I know some of you are probably wondering why I’m writing about a
bass player who is not really known for playing a Fender Bass, although
Bruce did play a Fender VI Bass early on in his career.
The main reason I feel I should include an article about Jack Bruce is his enormous impact on how the electric bass was played and perceived in rock music, regardless of whether he was using a Fender or not.
Born in Scotland in 1943, Jack Bruce gained fame and recognition as
the lead vocalist and bassist of the 1960’s super group Cream. Growing
up in a musical family, Bruce went to the Royal Academy of Music in
Glasgow, Scotland where he studied cello. Soon after he switched to
double bass and became more interested in jazz than classical studies.
Playing upright bass in jazz and dance clubs, Jack saw a blues band that
featured an electric bass player. He was immediately fascinated by this
“new” instrument and soon purchased a cheap electric bass guitar and
began experimenting with it.
Bruce was much more interested in playing the electric bass more like a guitar, rather than just playing roots and fifths like most bassists of the day. Hugely influenced by the great Motown bassist James Jamerson, Bruce began to develop a busy, lead bass style using melodic phrasing and complex syncopation. In 1965 Bruce was playing for the Graham Bond Organization on upright but soon decided to switch to his electric bass and push the boundaries.
After experimenting with several different basses, Bruce purchased a
Fender Bass VI, (one of the few notable bassists to play one). This
instrument had a 30″ scale, three pickups, a tremolo bar and six strings
tuned just like a guitar only an octave lower.

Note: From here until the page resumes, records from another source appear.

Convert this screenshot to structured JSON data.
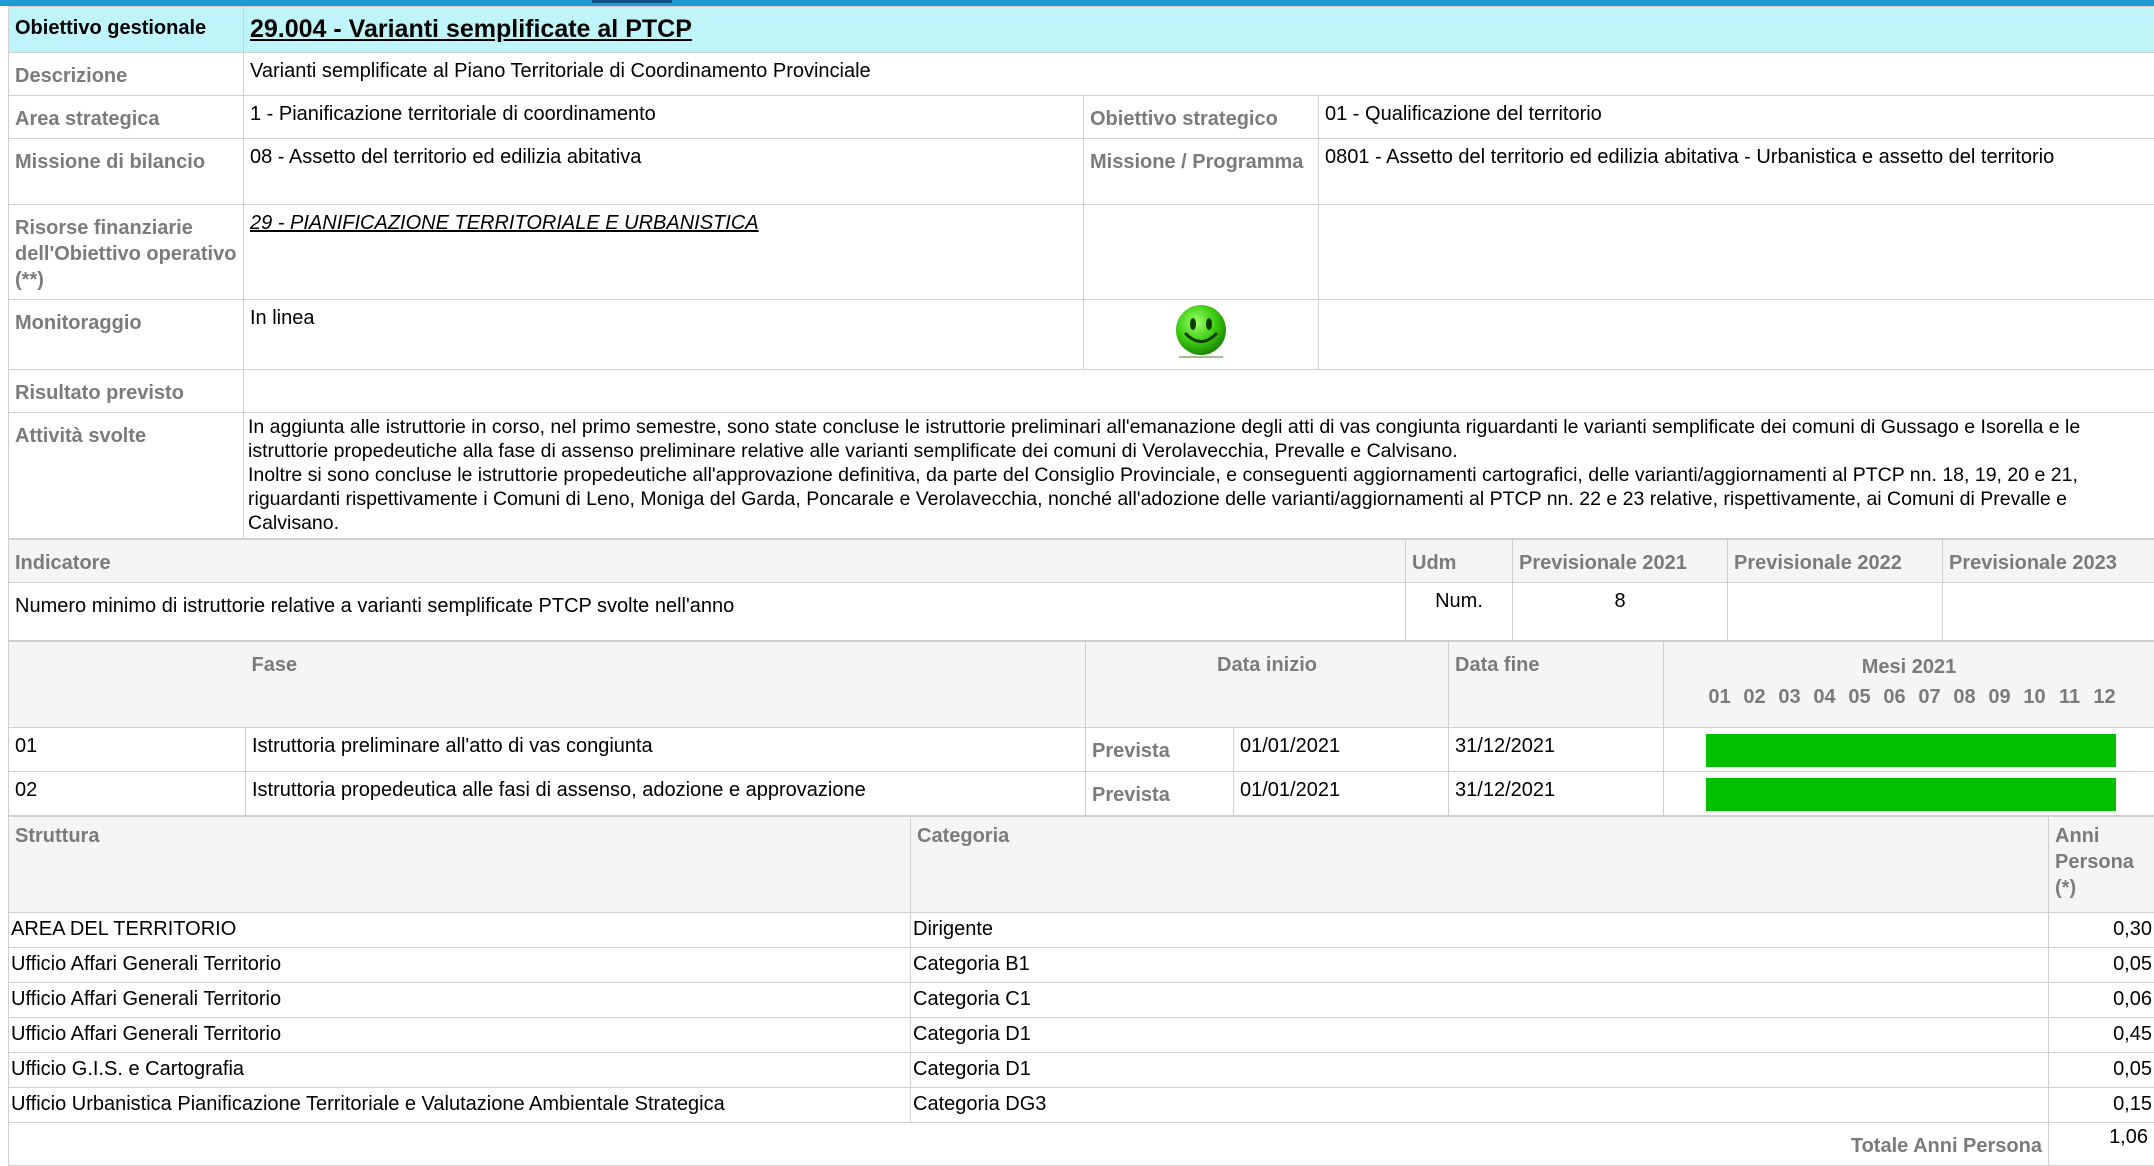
{
  "objective": {
    "label": "Obiettivo gestionale",
    "title": "29.004 - Varianti semplificate al PTCP"
  },
  "rows": {
    "descrizione": {
      "label": "Descrizione",
      "value": "Varianti semplificate al Piano Territoriale di Coordinamento Provinciale"
    },
    "area": {
      "label": "Area strategica",
      "value": "1 - Pianificazione territoriale di coordinamento",
      "label2": "Obiettivo strategico",
      "value2": "01 - Qualificazione del territorio"
    },
    "missione": {
      "label": "Missione di bilancio",
      "value": "08 - Assetto del territorio ed edilizia abitativa",
      "label2": "Missione / Programma",
      "value2": "0801 - Assetto del territorio ed edilizia abitativa - Urbanistica e assetto del territorio"
    },
    "risorse": {
      "label": "Risorse finanziarie dell'Obiettivo operativo (**)",
      "value": "29 - PIANIFICAZIONE TERRITORIALE E URBANISTICA"
    },
    "monitoraggio": {
      "label": "Monitoraggio",
      "value": "In linea"
    },
    "risultato": {
      "label": "Risultato previsto",
      "value": ""
    },
    "attivita": {
      "label": "Attività svolte",
      "p1": "In aggiunta alle istruttorie in corso, nel primo semestre, sono state concluse le istruttorie preliminari all'emanazione degli atti di vas congiunta riguardanti le varianti semplificate dei comuni di Gussago e Isorella e le istruttorie propedeutiche alla fase di assenso preliminare relative alle varianti semplificate dei comuni di Verolavecchia, Prevalle e Calvisano.",
      "p2": "Inoltre si sono concluse le istruttorie propedeutiche all'approvazione definitiva, da parte del Consiglio Provinciale, e conseguenti aggiornamenti cartografici, delle varianti/aggiornamenti al PTCP nn. 18, 19, 20 e 21, riguardanti rispettivamente i Comuni di Leno, Moniga del Garda, Poncarale e Verolavecchia, nonché all'adozione delle varianti/aggiornamenti al PTCP nn. 22 e 23 relative, rispettivamente, ai Comuni di Prevalle e Calvisano."
    }
  },
  "indicatori": {
    "headers": {
      "indicatore": "Indicatore",
      "udm": "Udm",
      "p2021": "Previsionale 2021",
      "p2022": "Previsionale 2022",
      "p2023": "Previsionale 2023"
    },
    "row": {
      "indicatore": "Numero minimo di istruttorie relative a varianti semplificate PTCP svolte nell'anno",
      "udm": "Num.",
      "p2021": "8",
      "p2022": "",
      "p2023": ""
    }
  },
  "fasi": {
    "headers": {
      "fase": "Fase",
      "inizio": "Data inizio",
      "fine": "Data fine",
      "mesi": "Mesi 2021"
    },
    "months": [
      "01",
      "02",
      "03",
      "04",
      "05",
      "06",
      "07",
      "08",
      "09",
      "10",
      "11",
      "12"
    ],
    "bar_color": "#00c000",
    "items": [
      {
        "num": "01",
        "desc": "Istruttoria preliminare all'atto di vas congiunta",
        "stato": "Prevista",
        "inizio": "01/01/2021",
        "fine": "31/12/2021",
        "fill": 1.0
      },
      {
        "num": "02",
        "desc": "Istruttoria propedeutica alle fasi di assenso, adozione e approvazione",
        "stato": "Prevista",
        "inizio": "01/01/2021",
        "fine": "31/12/2021",
        "fill": 1.0
      }
    ]
  },
  "struttura": {
    "headers": {
      "struttura": "Struttura",
      "categoria": "Categoria",
      "anni": "Anni Persona (*)"
    },
    "rows": [
      {
        "struttura": "AREA DEL TERRITORIO",
        "categoria": "Dirigente",
        "anni": "0,30"
      },
      {
        "struttura": "Ufficio Affari Generali Territorio",
        "categoria": "Categoria B1",
        "anni": "0,05"
      },
      {
        "struttura": "Ufficio Affari Generali Territorio",
        "categoria": "Categoria C1",
        "anni": "0,06"
      },
      {
        "struttura": "Ufficio Affari Generali Territorio",
        "categoria": "Categoria D1",
        "anni": "0,45"
      },
      {
        "struttura": "Ufficio G.I.S. e Cartografia",
        "categoria": "Categoria D1",
        "anni": "0,05"
      },
      {
        "struttura": "Ufficio Urbanistica Pianificazione Territoriale e Valutazione Ambientale Strategica",
        "categoria": "Categoria DG3",
        "anni": "0,15"
      }
    ],
    "totale_label": "Totale Anni Persona",
    "totale": "1,06"
  },
  "colors": {
    "header_bg": "#bff5f8",
    "accent": "#1e9ad6",
    "label": "#7b7b7b",
    "status_green": "#00c000"
  }
}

Using his new short
scale 6 string Fender, Jack’s busy, complex style so annoyed drummer
Ginger Baker, that it got him fired from the band. After that experience
Jack briefly joined John Mayall & the Bluesbreakers where he met
soon to be legendary guitarist Eric Clapton. Less than a year later
Bruce was asked by Clapton to join his newly formed band, which they
eventually named Cream. Clapton had some serious persuading to do when
it came to Ginger Baker who was not fond of Bruce’s busy, lead bass
Bruce used his Fender Bass VI on Cream’s first album Fresh Cream. His playing on this record was not yet fully formed, but you can hear him pulling away and entering areas that other bass players of the time wouldn’t dare go. I good example of this early style is heard on “I Feel Free” where he uses repeated riffs mixed with quick melodic sections that both drive the song and glue it together. Bruce truly believed that the electric bass should be able to stand alone in the mix and take more of a melody role in rock music.
After a brief stint using a Danelectro Long Horn Bass, Jack switched to a four string Gibson EB-3 bass that he found secondhand in a pawn shop. This is the bass he used on Disraeli Gears and would come to define his sound. The small, short scale Gibson was perfect for his busy, exploring lines and note bending, blues-laden riffs. Bruce’s tone had also changed at this time. The bass now sounded very distorted and even more up front in the mix…a sound he would become famous for. During this time Bruce usually played through a stack of 4 x 12 Marshall bass cabinets powered by Marshall 100 heads. This sound and approach would have a huge influence on rock bassists for years to come.
On songs like “Spoonful,” the epic 17 minute live track, Bruce displays his improvisational talents switching from double-time blues to R&B to heavy rock with the greatest of ease. He even takes on a solo after a duet with Clapton in a bluesy call and response section. On “Politician” he sings and plays two completely different lines with no problems. “I’m so Glad” features some of Bruce’s most soulful playing and high tempo syncopated fills with plenty of bluesy bent notes.
Being the lead vocalist and songwriter of the band gave him more influence on how the bass would sound and how the bass lines could be expressed and shaped to fit his powerful vocals. The interplay between Bruce, Clapton, and Baker is regarded by many to be the pinnacle of heavy blues rock. The group only lasted about three years, but Cream’s mix of blues, psychedelic rock, jazz and extended live jams has had an enormous influence on numerous bands that followed. Jack Bruce’s bass playing was one of the main reasons so many young musicians decided to take up bass rather than guitar.
After Cream broke up in 1968, Bruce started a solo career that saw him working with many different musicians in several genres. He has recorded and performed with John McLaughlin, Tony Williams, Mitch Mitchell, Mick Taylor and even made a guest appearance on Frank Zappa’s album Apostrophe’.
Bruce was diagnosed with liver cancer in 2003 and almost died when a liver transplant was rejected by his body. Amazingly, he recovered and was playing again within a year! Cream reunited briefly in 2005 playing a handful of live shows in London and New York City. Jack Bruce is still playing and recording solo albums as well as collaborating with many other artists, and hopefully for our sake that will continue for a long time to come.